■ Exercise requirements ■
Work through the data line by line, gathering every line that has the word "Rejestr".

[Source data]
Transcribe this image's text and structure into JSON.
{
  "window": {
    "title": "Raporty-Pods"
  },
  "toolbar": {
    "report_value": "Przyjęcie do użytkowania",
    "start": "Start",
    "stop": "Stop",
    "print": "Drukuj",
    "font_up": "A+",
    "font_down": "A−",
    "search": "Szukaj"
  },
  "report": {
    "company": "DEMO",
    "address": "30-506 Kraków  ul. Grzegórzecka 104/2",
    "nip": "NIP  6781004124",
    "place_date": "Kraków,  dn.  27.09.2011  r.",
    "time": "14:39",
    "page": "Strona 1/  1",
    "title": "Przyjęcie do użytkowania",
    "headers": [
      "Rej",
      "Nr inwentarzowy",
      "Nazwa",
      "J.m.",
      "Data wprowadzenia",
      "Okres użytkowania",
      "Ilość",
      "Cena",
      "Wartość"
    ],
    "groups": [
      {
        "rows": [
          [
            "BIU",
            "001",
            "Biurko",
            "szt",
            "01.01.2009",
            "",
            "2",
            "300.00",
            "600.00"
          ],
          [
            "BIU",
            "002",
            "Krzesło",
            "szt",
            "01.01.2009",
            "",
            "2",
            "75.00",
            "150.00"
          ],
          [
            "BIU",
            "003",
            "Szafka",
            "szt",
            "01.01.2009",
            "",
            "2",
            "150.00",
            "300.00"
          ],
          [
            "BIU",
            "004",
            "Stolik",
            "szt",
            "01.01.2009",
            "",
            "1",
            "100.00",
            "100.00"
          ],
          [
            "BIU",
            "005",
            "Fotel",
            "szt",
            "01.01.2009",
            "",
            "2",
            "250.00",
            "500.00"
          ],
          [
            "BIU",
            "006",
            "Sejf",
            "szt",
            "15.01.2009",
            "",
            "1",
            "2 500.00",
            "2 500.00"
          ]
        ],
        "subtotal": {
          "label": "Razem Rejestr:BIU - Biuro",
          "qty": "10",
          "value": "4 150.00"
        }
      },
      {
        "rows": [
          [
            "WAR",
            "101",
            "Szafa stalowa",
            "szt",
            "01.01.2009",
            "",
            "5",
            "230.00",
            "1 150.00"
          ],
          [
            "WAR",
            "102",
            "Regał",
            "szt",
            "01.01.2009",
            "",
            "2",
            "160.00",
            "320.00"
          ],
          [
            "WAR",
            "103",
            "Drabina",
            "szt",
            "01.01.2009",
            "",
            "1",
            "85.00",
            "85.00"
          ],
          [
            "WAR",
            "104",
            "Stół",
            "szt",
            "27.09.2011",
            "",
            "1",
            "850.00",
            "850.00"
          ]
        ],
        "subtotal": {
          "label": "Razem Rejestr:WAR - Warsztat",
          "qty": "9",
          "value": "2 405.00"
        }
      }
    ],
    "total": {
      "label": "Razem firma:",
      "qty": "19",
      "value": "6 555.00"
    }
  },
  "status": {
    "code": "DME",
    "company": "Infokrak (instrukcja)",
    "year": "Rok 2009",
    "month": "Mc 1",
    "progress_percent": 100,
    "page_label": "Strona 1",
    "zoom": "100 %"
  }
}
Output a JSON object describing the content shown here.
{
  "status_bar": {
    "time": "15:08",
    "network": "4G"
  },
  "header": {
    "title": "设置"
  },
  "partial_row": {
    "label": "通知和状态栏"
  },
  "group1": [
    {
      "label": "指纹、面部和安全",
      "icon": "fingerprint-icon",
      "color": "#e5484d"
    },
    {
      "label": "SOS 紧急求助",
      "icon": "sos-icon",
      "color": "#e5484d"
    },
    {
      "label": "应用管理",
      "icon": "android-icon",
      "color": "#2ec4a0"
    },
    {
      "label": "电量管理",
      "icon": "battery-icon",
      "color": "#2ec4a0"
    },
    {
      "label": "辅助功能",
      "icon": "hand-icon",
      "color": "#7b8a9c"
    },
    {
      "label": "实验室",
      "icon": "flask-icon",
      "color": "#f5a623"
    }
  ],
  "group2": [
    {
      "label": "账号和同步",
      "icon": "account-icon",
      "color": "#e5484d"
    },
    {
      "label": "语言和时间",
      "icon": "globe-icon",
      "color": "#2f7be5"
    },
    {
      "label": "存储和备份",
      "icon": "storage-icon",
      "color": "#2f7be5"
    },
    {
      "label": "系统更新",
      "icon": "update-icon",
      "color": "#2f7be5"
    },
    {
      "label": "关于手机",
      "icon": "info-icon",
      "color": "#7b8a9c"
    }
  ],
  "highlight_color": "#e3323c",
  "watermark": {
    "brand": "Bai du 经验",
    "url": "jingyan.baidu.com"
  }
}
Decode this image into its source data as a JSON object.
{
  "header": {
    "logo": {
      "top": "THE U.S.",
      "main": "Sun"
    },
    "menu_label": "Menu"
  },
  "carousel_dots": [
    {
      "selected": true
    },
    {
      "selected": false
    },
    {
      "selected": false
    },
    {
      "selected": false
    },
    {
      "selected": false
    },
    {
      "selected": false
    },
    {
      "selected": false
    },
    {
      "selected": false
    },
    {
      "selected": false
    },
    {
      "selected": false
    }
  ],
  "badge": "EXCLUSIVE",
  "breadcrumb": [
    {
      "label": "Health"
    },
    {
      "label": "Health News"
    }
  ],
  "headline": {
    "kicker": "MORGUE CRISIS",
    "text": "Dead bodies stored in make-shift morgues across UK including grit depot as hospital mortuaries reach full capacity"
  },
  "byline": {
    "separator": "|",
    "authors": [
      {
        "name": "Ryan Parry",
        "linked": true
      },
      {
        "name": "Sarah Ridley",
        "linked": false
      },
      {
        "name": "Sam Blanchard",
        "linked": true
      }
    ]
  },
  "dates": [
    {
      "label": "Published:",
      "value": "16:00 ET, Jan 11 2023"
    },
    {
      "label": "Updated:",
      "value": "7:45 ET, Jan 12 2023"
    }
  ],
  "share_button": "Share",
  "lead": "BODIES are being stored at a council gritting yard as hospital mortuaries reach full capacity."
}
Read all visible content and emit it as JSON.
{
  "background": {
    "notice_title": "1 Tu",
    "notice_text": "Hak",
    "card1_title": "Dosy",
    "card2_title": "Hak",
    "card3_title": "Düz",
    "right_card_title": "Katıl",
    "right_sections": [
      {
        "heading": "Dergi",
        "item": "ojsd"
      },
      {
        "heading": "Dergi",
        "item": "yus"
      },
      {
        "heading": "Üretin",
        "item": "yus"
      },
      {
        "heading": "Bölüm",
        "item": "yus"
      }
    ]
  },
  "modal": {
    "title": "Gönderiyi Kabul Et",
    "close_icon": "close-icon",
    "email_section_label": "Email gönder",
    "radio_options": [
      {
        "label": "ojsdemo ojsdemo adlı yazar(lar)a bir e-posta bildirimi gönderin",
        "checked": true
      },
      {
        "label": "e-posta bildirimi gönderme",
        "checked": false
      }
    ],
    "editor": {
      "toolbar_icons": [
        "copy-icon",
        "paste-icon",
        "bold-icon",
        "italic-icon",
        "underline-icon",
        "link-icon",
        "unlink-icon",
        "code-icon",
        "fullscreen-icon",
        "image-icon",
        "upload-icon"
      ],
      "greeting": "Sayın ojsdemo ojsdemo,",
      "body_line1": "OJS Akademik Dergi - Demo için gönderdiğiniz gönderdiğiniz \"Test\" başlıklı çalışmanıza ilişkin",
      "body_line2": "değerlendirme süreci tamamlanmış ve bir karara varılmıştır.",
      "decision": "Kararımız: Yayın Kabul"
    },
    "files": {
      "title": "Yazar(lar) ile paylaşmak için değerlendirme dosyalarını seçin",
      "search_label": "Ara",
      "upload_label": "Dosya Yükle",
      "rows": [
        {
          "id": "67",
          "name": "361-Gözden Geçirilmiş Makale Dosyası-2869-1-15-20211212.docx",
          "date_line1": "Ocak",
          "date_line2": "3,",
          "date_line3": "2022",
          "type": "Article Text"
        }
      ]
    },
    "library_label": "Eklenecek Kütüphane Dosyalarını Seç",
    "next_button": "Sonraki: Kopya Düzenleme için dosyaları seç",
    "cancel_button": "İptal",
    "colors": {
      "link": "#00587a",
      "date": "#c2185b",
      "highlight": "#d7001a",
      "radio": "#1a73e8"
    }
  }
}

■ Task response ■
          "label": "Razem Rejestr:BIU - Biuro",
          "label": "Razem Rejestr:WAR - Warsztat",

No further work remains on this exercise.